▶ **What you should do**: Give the entries again, exactly as written.

Start of Block

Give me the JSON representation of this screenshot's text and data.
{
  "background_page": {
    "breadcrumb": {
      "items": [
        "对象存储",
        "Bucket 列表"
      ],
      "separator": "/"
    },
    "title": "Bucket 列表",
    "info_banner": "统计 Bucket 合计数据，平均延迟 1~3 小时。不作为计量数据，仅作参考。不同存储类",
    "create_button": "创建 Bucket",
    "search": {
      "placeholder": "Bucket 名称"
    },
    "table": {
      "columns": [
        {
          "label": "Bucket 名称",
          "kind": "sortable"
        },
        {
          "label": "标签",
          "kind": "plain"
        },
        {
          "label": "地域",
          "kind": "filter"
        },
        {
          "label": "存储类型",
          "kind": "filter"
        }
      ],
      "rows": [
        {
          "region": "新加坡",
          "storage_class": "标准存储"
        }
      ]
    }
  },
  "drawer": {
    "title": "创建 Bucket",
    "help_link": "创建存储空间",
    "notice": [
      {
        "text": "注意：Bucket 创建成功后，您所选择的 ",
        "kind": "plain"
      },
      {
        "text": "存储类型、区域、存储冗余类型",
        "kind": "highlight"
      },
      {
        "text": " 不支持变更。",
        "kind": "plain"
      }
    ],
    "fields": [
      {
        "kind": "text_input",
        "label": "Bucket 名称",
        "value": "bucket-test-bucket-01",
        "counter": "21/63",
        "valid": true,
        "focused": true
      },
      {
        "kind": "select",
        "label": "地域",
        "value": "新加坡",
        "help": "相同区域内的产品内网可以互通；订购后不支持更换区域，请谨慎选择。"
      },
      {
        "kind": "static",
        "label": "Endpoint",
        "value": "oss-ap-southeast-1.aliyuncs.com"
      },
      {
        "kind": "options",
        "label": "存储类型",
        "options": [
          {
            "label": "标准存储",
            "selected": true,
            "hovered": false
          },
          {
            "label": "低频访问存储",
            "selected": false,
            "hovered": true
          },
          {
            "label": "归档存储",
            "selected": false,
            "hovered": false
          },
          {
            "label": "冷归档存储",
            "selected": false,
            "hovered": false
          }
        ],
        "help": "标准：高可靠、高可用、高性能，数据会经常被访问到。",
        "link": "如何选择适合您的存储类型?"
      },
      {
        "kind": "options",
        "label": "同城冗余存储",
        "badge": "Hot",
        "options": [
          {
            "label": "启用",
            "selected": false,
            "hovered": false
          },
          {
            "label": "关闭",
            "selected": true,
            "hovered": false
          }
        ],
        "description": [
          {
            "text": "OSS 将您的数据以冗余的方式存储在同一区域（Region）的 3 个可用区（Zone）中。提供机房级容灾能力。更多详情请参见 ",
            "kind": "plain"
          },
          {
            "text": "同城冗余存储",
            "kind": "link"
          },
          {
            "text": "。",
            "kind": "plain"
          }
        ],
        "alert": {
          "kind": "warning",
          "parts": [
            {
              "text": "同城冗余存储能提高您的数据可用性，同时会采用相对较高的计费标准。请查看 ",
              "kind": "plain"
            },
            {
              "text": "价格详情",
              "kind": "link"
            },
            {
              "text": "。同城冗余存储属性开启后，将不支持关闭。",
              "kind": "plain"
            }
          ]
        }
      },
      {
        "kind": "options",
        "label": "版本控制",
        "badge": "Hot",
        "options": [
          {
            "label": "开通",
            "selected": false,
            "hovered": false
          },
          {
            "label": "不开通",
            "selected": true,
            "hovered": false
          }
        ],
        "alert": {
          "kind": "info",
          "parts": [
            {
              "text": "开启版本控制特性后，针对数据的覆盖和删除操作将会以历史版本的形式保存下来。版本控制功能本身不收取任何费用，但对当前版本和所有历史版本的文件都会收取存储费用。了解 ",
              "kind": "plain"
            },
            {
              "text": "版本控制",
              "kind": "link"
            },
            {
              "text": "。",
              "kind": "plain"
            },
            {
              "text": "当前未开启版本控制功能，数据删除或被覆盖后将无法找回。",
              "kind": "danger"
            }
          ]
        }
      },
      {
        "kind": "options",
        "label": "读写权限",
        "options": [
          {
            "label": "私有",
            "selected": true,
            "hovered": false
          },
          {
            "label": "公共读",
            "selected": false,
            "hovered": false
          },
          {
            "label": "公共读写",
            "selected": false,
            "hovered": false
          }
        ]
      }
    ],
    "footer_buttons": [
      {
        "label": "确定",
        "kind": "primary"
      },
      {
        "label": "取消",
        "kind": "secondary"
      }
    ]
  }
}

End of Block

▶ **Solution to the exercise**:
Give me the JSON representation of this screenshot's text and data.
{
  "background_page": {
    "breadcrumb": {
      "items": [
        "对象存储",
        "Bucket 列表"
      ],
      "separator": "/"
    },
    "title": "Bucket 列表",
    "info_banner": "统计 Bucket 合计数据，平均延迟 1~3 小时。不作为计量数据，仅作参考。不同存储类",
    "create_button": "创建 Bucket",
    "search": {
      "placeholder": "Bucket 名称"
    },
    "table": {
      "columns": [
        {
          "label": "Bucket 名称",
          "kind": "sortable"
        },
        {
          "label": "标签",
          "kind": "plain"
        },
        {
          "label": "地域",
          "kind": "filter"
        },
        {
          "label": "存储类型",
          "kind": "filter"
        }
      ],
      "rows": [
        {
          "region": "新加坡",
          "storage_class": "标准存储"
        }
      ]
    }
  },
  "drawer": {
    "title": "创建 Bucket",
    "help_link": "创建存储空间",
    "notice": [
      {
        "text": "注意：Bucket 创建成功后，您所选择的 ",
        "kind": "plain"
      },
      {
        "text": "存储类型、区域、存储冗余类型",
        "kind": "highlight"
      },
      {
        "text": " 不支持变更。",
        "kind": "plain"
      }
    ],
    "fields": [
      {
        "kind": "text_input",
        "label": "Bucket 名称",
        "value": "bucket-test-bucket-01",
        "counter": "21/63",
        "valid": true,
        "focused": true
      },
      {
        "kind": "select",
        "label": "地域",
        "value": "新加坡",
        "help": "相同区域内的产品内网可以互通；订购后不支持更换区域，请谨慎选择。"
      },
      {
        "kind": "static",
        "label": "Endpoint",
        "value": "oss-ap-southeast-1.aliyuncs.com"
      },
      {
        "kind": "options",
        "label": "存储类型",
        "options": [
          {
            "label": "标准存储",
            "selected": true,
            "hovered": false
          },
          {
            "label": "低频访问存储",
            "selected": false,
            "hovered": true
          },
          {
            "label": "归档存储",
            "selected": false,
            "hovered": false
          },
          {
            "label": "冷归档存储",
            "selected": false,
            "hovered": false
          }
        ],
        "help": "标准：高可靠、高可用、高性能，数据会经常被访问到。",
        "link": "如何选择适合您的存储类型?"
      },
      {
        "kind": "options",
        "label": "同城冗余存储",
        "badge": "Hot",
        "options": [
          {
            "label": "启用",
            "selected": false,
            "hovered": false
          },
          {
            "label": "关闭",
            "selected": true,
            "hovered": false
          }
        ],
        "description": [
          {
            "text": "OSS 将您的数据以冗余的方式存储在同一区域（Region）的 3 个可用区（Zone）中。提供机房级容灾能力。更多详情请参见 ",
            "kind": "plain"
          },
          {
            "text": "同城冗余存储",
            "kind": "link"
          },
          {
            "text": "。",
            "kind": "plain"
          }
        ],
        "alert": {
          "kind": "warning",
          "parts": [
            {
              "text": "同城冗余存储能提高您的数据可用性，同时会采用相对较高的计费标准。请查看 ",
              "kind": "plain"
            },
            {
              "text": "价格详情",
              "kind": "link"
            },
            {
              "text": "。同城冗余存储属性开启后，将不支持关闭。",
              "kind": "plain"
            }
          ]
        }
      },
      {
        "kind": "options",
        "label": "版本控制",
        "badge": "Hot",
        "options": [
          {
            "label": "开通",
            "selected": false,
            "hovered": false
          },
          {
            "label": "不开通",
            "selected": true,
            "hovered": false
          }
        ],
        "alert": {
          "kind": "info",
          "parts": [
            {
              "text": "开启版本控制特性后，针对数据的覆盖和删除操作将会以历史版本的形式保存下来。版本控制功能本身不收取任何费用，但对当前版本和所有历史版本的文件都会收取存储费用。了解 ",
              "kind": "plain"
            },
            {
              "text": "版本控制",
              "kind": "link"
            },
            {
              "text": "。",
              "kind": "plain"
            },
            {
              "text": "当前未开启版本控制功能，数据删除或被覆盖后将无法找回。",
              "kind": "danger"
            }
          ]
        }
      },
      {
        "kind": "options",
        "label": "读写权限",
        "options": [
          {
            "label": "私有",
            "selected": true,
            "hovered": false
          },
          {
            "label": "公共读",
            "selected": false,
            "hovered": false
          },
          {
            "label": "公共读写",
            "selected": false,
            "hovered": false
          }
        ]
      }
    ],
    "footer_buttons": [
      {
        "label": "确定",
        "kind": "primary"
      },
      {
        "label": "取消",
        "kind": "secondary"
      }
    ]
  }
}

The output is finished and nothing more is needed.